Supplied information:
* * * *

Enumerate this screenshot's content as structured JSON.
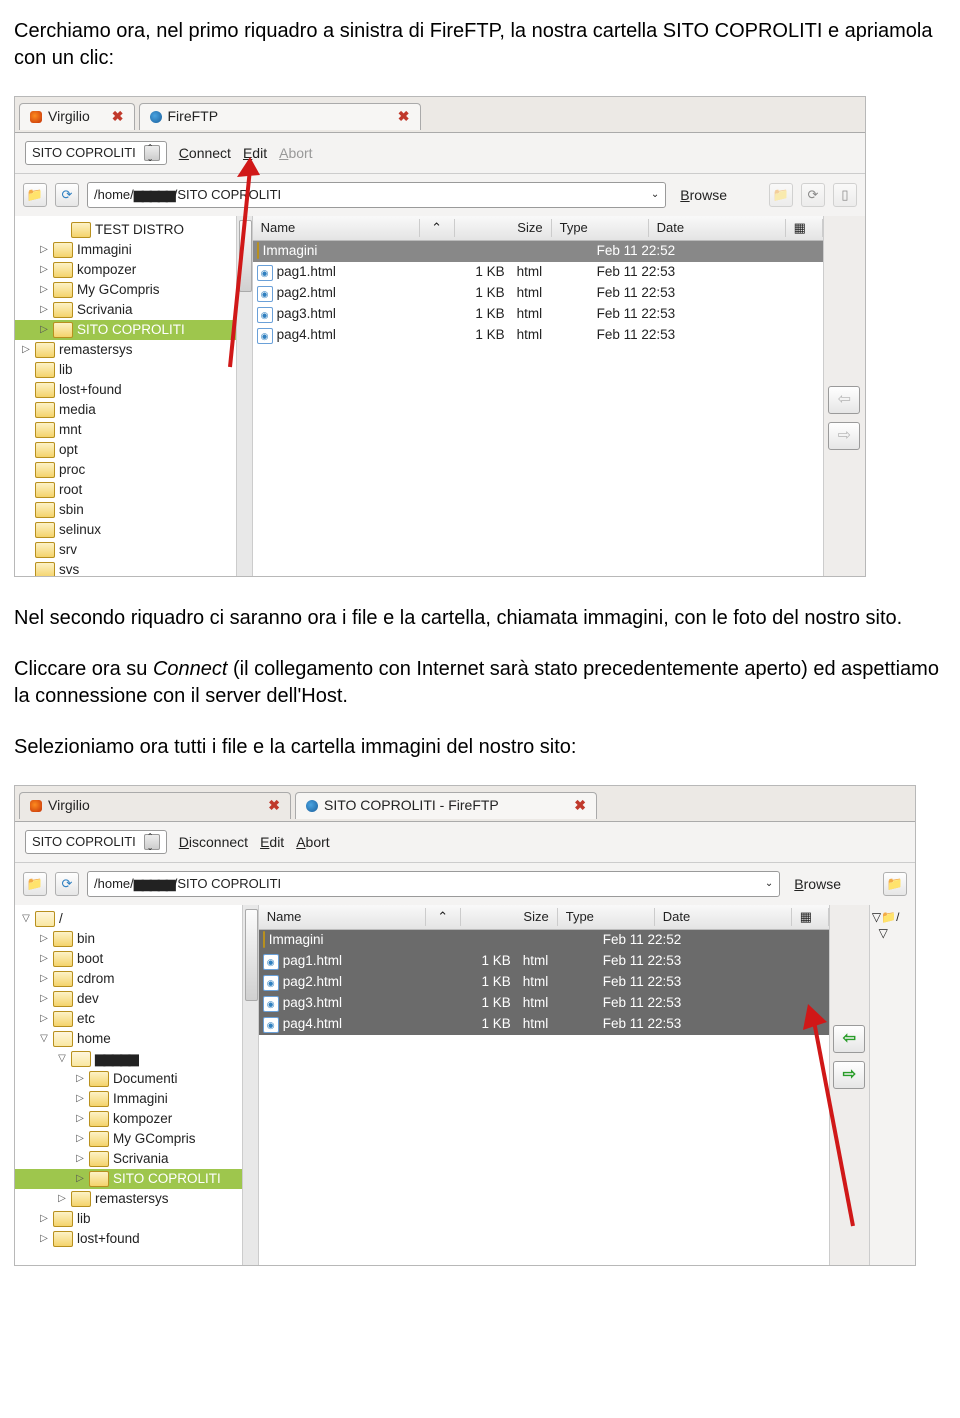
{
  "para1a": "Cerchiamo ora, nel primo riquadro a sinistra di FireFTP, la nostra cartella SITO COPROLITI e apriamola con un  clic:",
  "shot1": {
    "tab1": "Virgilio",
    "tab2": "FireFTP",
    "account": "SITO COPROLITI",
    "connect": "Connect",
    "edit": "Edit",
    "abort": "Abort",
    "path_pre": "/home/",
    "path_mask": "▆▆▆▆▆",
    "path_post": "/SITO COPROLITI",
    "browse": "Browse",
    "tree": [
      {
        "ind": 2,
        "tw": "",
        "name": "TEST DISTRO"
      },
      {
        "ind": 1,
        "tw": "▷",
        "name": "Immagini"
      },
      {
        "ind": 1,
        "tw": "▷",
        "name": "kompozer"
      },
      {
        "ind": 1,
        "tw": "▷",
        "name": "My GCompris"
      },
      {
        "ind": 1,
        "tw": "▷",
        "name": "Scrivania"
      },
      {
        "ind": 1,
        "tw": "▷",
        "name": "SITO COPROLITI",
        "sel": true
      },
      {
        "ind": 0,
        "tw": "▷",
        "name": "remastersys"
      },
      {
        "ind": 0,
        "tw": "",
        "name": "lib"
      },
      {
        "ind": 0,
        "tw": "",
        "name": "lost+found"
      },
      {
        "ind": 0,
        "tw": "",
        "name": "media"
      },
      {
        "ind": 0,
        "tw": "",
        "name": "mnt"
      },
      {
        "ind": 0,
        "tw": "",
        "name": "opt"
      },
      {
        "ind": 0,
        "tw": "",
        "name": "proc"
      },
      {
        "ind": 0,
        "tw": "",
        "name": "root"
      },
      {
        "ind": 0,
        "tw": "",
        "name": "sbin"
      },
      {
        "ind": 0,
        "tw": "",
        "name": "selinux"
      },
      {
        "ind": 0,
        "tw": "",
        "name": "srv"
      },
      {
        "ind": 0,
        "tw": "",
        "name": "svs"
      }
    ],
    "cols": {
      "name": "Name",
      "size": "Size",
      "type": "Type",
      "date": "Date"
    },
    "files": [
      {
        "folder": true,
        "name": "Immagini",
        "size": "",
        "type": "",
        "date": "Feb 11 22:52",
        "sel": true
      },
      {
        "name": "pag1.html",
        "size": "1 KB",
        "type": "html",
        "date": "Feb 11 22:53"
      },
      {
        "name": "pag2.html",
        "size": "1 KB",
        "type": "html",
        "date": "Feb 11 22:53"
      },
      {
        "name": "pag3.html",
        "size": "1 KB",
        "type": "html",
        "date": "Feb 11 22:53"
      },
      {
        "name": "pag4.html",
        "size": "1 KB",
        "type": "html",
        "date": "Feb 11 22:53"
      }
    ]
  },
  "para2a": "Nel secondo riquadro ci saranno ora i file e la cartella, chiamata immagini, con le foto del nostro sito.",
  "para2b_pre": "Cliccare ora su ",
  "para2b_it": "Connect",
  "para2b_post": " (il collegamento con Internet sarà stato precedentemente aperto) ed aspettiamo la connessione con il server dell'Host.",
  "para3": "Selezioniamo ora tutti i file e la cartella immagini del nostro sito:",
  "shot2": {
    "tab1": "Virgilio",
    "tab2": "SITO COPROLITI - FireFTP",
    "account": "SITO COPROLITI",
    "disconnect": "Disconnect",
    "edit": "Edit",
    "abort": "Abort",
    "path_pre": "/home/",
    "path_mask": "▆▆▆▆▆",
    "path_post": "/SITO COPROLITI",
    "browse": "Browse",
    "root": "/",
    "tree": [
      {
        "ind": 0,
        "tw": "▽",
        "name": "/",
        "open": true
      },
      {
        "ind": 1,
        "tw": "▷",
        "name": "bin"
      },
      {
        "ind": 1,
        "tw": "▷",
        "name": "boot"
      },
      {
        "ind": 1,
        "tw": "▷",
        "name": "cdrom"
      },
      {
        "ind": 1,
        "tw": "▷",
        "name": "dev"
      },
      {
        "ind": 1,
        "tw": "▷",
        "name": "etc"
      },
      {
        "ind": 1,
        "tw": "▽",
        "name": "home",
        "open": true
      },
      {
        "ind": 2,
        "tw": "▽",
        "name": "▆▆▆▆▆",
        "open": true,
        "mask": true
      },
      {
        "ind": 3,
        "tw": "▷",
        "name": "Documenti"
      },
      {
        "ind": 3,
        "tw": "▷",
        "name": "Immagini"
      },
      {
        "ind": 3,
        "tw": "▷",
        "name": "kompozer"
      },
      {
        "ind": 3,
        "tw": "▷",
        "name": "My GCompris"
      },
      {
        "ind": 3,
        "tw": "▷",
        "name": "Scrivania"
      },
      {
        "ind": 3,
        "tw": "▷",
        "name": "SITO COPROLITI",
        "sel": true
      },
      {
        "ind": 2,
        "tw": "▷",
        "name": "remastersys"
      },
      {
        "ind": 1,
        "tw": "▷",
        "name": "lib"
      },
      {
        "ind": 1,
        "tw": "▷",
        "name": "lost+found"
      }
    ],
    "cols": {
      "name": "Name",
      "size": "Size",
      "type": "Type",
      "date": "Date"
    },
    "files": [
      {
        "folder": true,
        "name": "Immagini",
        "size": "",
        "type": "",
        "date": "Feb 11 22:52",
        "sel": true
      },
      {
        "name": "pag1.html",
        "size": "1 KB",
        "type": "html",
        "date": "Feb 11 22:53",
        "sel": true
      },
      {
        "name": "pag2.html",
        "size": "1 KB",
        "type": "html",
        "date": "Feb 11 22:53",
        "sel": true
      },
      {
        "name": "pag3.html",
        "size": "1 KB",
        "type": "html",
        "date": "Feb 11 22:53",
        "sel": true
      },
      {
        "name": "pag4.html",
        "size": "1 KB",
        "type": "html",
        "date": "Feb 11 22:53",
        "sel": true
      }
    ]
  }
}
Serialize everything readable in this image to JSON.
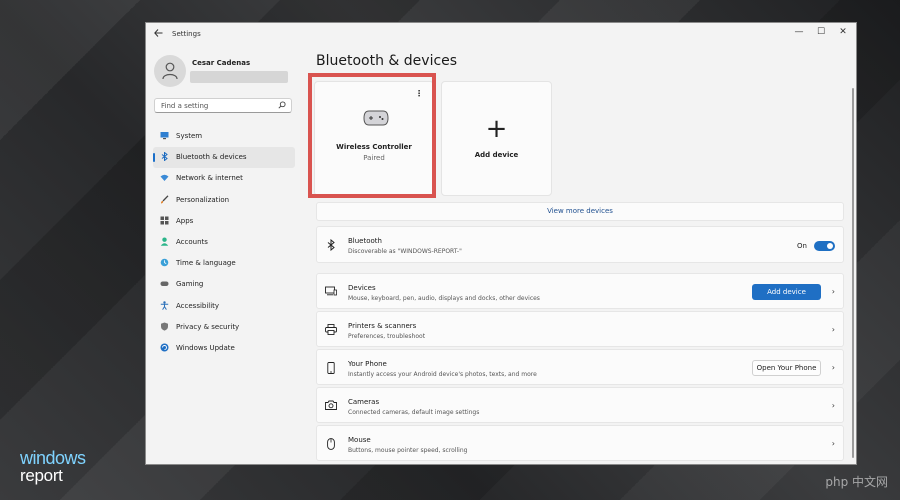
{
  "window": {
    "title": "Settings",
    "controls": {
      "minimize": "—",
      "maximize": "☐",
      "close": "✕"
    }
  },
  "profile": {
    "name": "Cesar Cadenas"
  },
  "search": {
    "placeholder": "Find a setting"
  },
  "nav": {
    "items": [
      {
        "label": "System",
        "icon": "monitor-icon",
        "active": false
      },
      {
        "label": "Bluetooth & devices",
        "icon": "bluetooth-icon",
        "active": true
      },
      {
        "label": "Network & internet",
        "icon": "wifi-icon",
        "active": false
      },
      {
        "label": "Personalization",
        "icon": "brush-icon",
        "active": false
      },
      {
        "label": "Apps",
        "icon": "apps-icon",
        "active": false
      },
      {
        "label": "Accounts",
        "icon": "person-icon",
        "active": false
      },
      {
        "label": "Time & language",
        "icon": "globe-clock-icon",
        "active": false
      },
      {
        "label": "Gaming",
        "icon": "gamepad-icon",
        "active": false
      },
      {
        "label": "Accessibility",
        "icon": "accessibility-icon",
        "active": false
      },
      {
        "label": "Privacy & security",
        "icon": "shield-icon",
        "active": false
      },
      {
        "label": "Windows Update",
        "icon": "update-icon",
        "active": false
      }
    ]
  },
  "page": {
    "title": "Bluetooth & devices"
  },
  "device_tile": {
    "name": "Wireless Controller",
    "status": "Paired",
    "menu": "⋮"
  },
  "add_tile": {
    "plus": "+",
    "label": "Add device"
  },
  "view_more": "View more devices",
  "bluetooth": {
    "title": "Bluetooth",
    "subtitle": "Discoverable as \"WINDOWS-REPORT-\"",
    "state": "On",
    "enabled": true
  },
  "rows": [
    {
      "id": "devices",
      "title": "Devices",
      "subtitle": "Mouse, keyboard, pen, audio, displays and docks, other devices",
      "icon": "devices-icon",
      "button": "Add device"
    },
    {
      "id": "printers",
      "title": "Printers & scanners",
      "subtitle": "Preferences, troubleshoot",
      "icon": "printer-icon"
    },
    {
      "id": "phone",
      "title": "Your Phone",
      "subtitle": "Instantly access your Android device's photos, texts, and more",
      "icon": "phone-icon",
      "button": "Open Your Phone"
    },
    {
      "id": "cameras",
      "title": "Cameras",
      "subtitle": "Connected cameras, default image settings",
      "icon": "camera-icon"
    },
    {
      "id": "mouse",
      "title": "Mouse",
      "subtitle": "Buttons, mouse pointer speed, scrolling",
      "icon": "mouse-icon"
    }
  ],
  "branding": {
    "logo_line1": "windows",
    "logo_line2": "report",
    "watermark": "php 中文网"
  },
  "colors": {
    "accent": "#1f6fc4",
    "highlight": "#d9534f",
    "window_bg": "#f3f3f3"
  }
}
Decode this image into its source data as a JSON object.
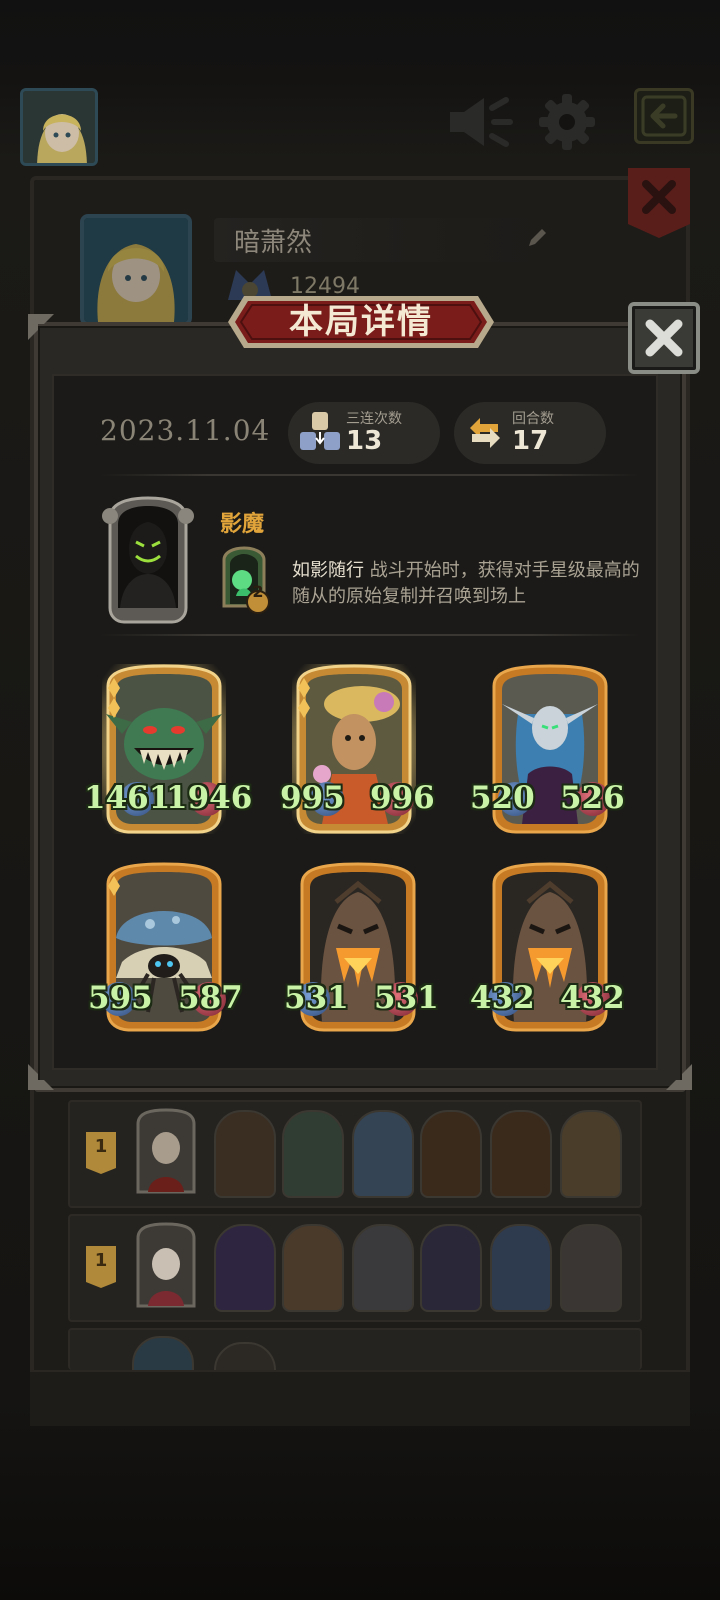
{
  "header": {
    "player_name": "暗萧然",
    "player_score": "12494"
  },
  "modal": {
    "title": "本局详情",
    "date": "2023.11.04",
    "stats": [
      {
        "label": "三连次数",
        "value": "13",
        "icon": "triple-units-icon"
      },
      {
        "label": "回合数",
        "value": "17",
        "icon": "rounds-cycle-icon"
      }
    ],
    "hero": {
      "name": "影魔",
      "skill_level": "2",
      "skill_name": "如影随行",
      "skill_desc": " 战斗开始时，获得对手星级最高的随从的原始复制并召唤到场上"
    },
    "cards": [
      {
        "attack": "1461",
        "health": "1946",
        "golden": true,
        "art": "goblin-monster"
      },
      {
        "attack": "995",
        "health": "996",
        "golden": true,
        "art": "scarecrow-girl"
      },
      {
        "attack": "520",
        "health": "526",
        "golden": false,
        "art": "elf-sorceress"
      },
      {
        "attack": "595",
        "health": "587",
        "golden": false,
        "art": "mushroom-spider"
      },
      {
        "attack": "531",
        "health": "531",
        "golden": false,
        "art": "treant"
      },
      {
        "attack": "432",
        "health": "432",
        "golden": false,
        "art": "treant"
      }
    ]
  },
  "history": [
    {
      "rank": "1"
    },
    {
      "rank": "1"
    },
    {
      "rank": ""
    }
  ],
  "colors": {
    "attack_text": "#c9f4a7",
    "gold_frame": "#d89a3a",
    "hero_name": "#e0a43a",
    "title_plate": "#7a1c1a"
  }
}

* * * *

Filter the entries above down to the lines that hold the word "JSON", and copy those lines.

Enumerate this screenshot's content as structured JSON.
Serialize everything readable in this image to JSON.
Decode this image into its source data as a JSON object.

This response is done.